== Exercise ==
The answer should be every line below, repeated exactly, with the images left out.
** Data shown follows **
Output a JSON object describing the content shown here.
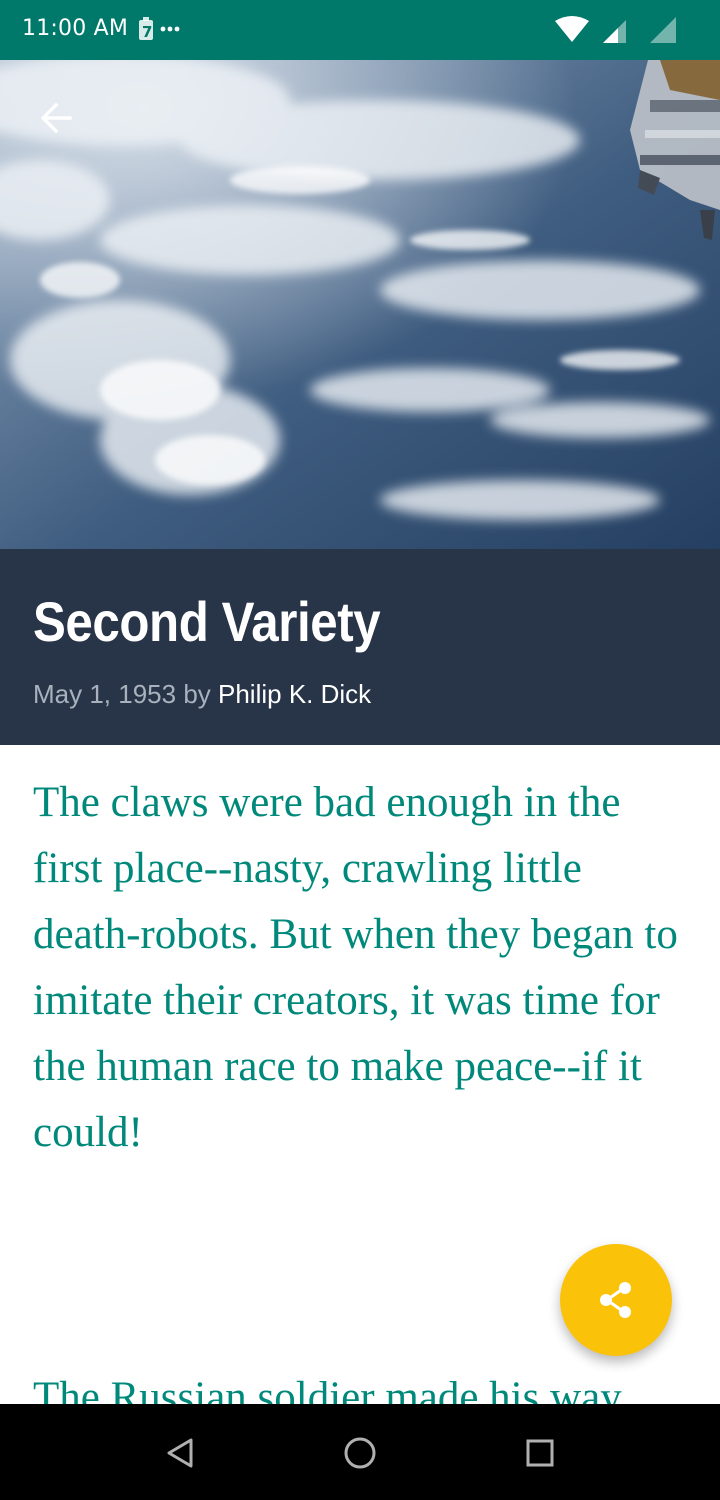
{
  "status_bar": {
    "time": "11:00 AM",
    "notification_count": "7",
    "icons": [
      "battery-icon",
      "more-notifications-icon",
      "wifi-icon",
      "signal-icon",
      "signal-icon"
    ]
  },
  "hero": {
    "icon": "back-arrow-icon"
  },
  "article": {
    "title": "Second Variety",
    "date_prefix": "May 1, 1953 by ",
    "author": "Philip K. Dick",
    "paragraphs": [
      "The claws were bad enough in the first place--nasty, crawling little death-robots. But when they began to imitate their creators, it was time for the human race to make peace--if it could!",
      "The Russian soldier made his way"
    ]
  },
  "fab": {
    "icon": "share-icon"
  },
  "nav_bar": {
    "icons": [
      "back-triangle-icon",
      "home-circle-icon",
      "recents-square-icon"
    ]
  },
  "colors": {
    "status_bar": "#00796b",
    "title_block": "#283447",
    "body_text": "#00897b",
    "fab": "#fbc20a"
  }
}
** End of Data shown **
== Reply ==
Output a JSON object describing the content shown here.
{
  "status_bar": {
    "time": "11:00 AM",
    "notification_count": "7",
    "icons": [
      "battery-icon",
      "more-notifications-icon",
      "wifi-icon",
      "signal-icon",
      "signal-icon"
    ]
  },
  "hero": {
    "icon": "back-arrow-icon"
  },
  "article": {
    "title": "Second Variety",
    "date_prefix": "May 1, 1953 by ",
    "author": "Philip K. Dick",
    "paragraphs": [
      "The claws were bad enough in the first place--nasty, crawling little death-robots. But when they began to imitate their creators, it was time for the human race to make peace--if it could!",
      "The Russian soldier made his way"
    ]
  },
  "fab": {
    "icon": "share-icon"
  },
  "nav_bar": {
    "icons": [
      "back-triangle-icon",
      "home-circle-icon",
      "recents-square-icon"
    ]
  },
  "colors": {
    "status_bar": "#00796b",
    "title_block": "#283447",
    "body_text": "#00897b",
    "fab": "#fbc20a"
  }
}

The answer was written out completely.